WHAT IS REQUIRED: Although the entries contain pictures, only their words should be duplicated exactly.

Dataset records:
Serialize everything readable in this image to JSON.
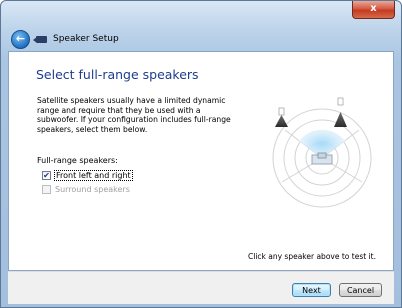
{
  "window": {
    "close_glyph": "x",
    "title": "Speaker Setup"
  },
  "page": {
    "heading": "Select full-range speakers",
    "description": "Satellite speakers usually have a limited dynamic range and require that they be used with a subwoofer.  If your configuration includes full-range speakers, select them below.",
    "full_range_label": "Full-range speakers:",
    "options": [
      {
        "label": "Front left and right",
        "checked": true,
        "enabled": true
      },
      {
        "label": "Surround speakers",
        "checked": false,
        "enabled": false
      }
    ],
    "hint": "Click any speaker above to test it."
  },
  "footer": {
    "next_label": "Next",
    "cancel_label": "Cancel"
  },
  "colors": {
    "heading": "#1e3d8f",
    "accent_blue": "#3c7fb1",
    "close_red": "#c43a1f"
  }
}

RESPONSE:
Serialize everything readable in this image to JSON.
{
  "window": {
    "close_glyph": "x",
    "title": "Speaker Setup"
  },
  "page": {
    "heading": "Select full-range speakers",
    "description": "Satellite speakers usually have a limited dynamic range and require that they be used with a subwoofer.  If your configuration includes full-range speakers, select them below.",
    "full_range_label": "Full-range speakers:",
    "options": [
      {
        "label": "Front left and right",
        "checked": true,
        "enabled": true
      },
      {
        "label": "Surround speakers",
        "checked": false,
        "enabled": false
      }
    ],
    "hint": "Click any speaker above to test it."
  },
  "footer": {
    "next_label": "Next",
    "cancel_label": "Cancel"
  },
  "colors": {
    "heading": "#1e3d8f",
    "accent_blue": "#3c7fb1",
    "close_red": "#c43a1f"
  }
}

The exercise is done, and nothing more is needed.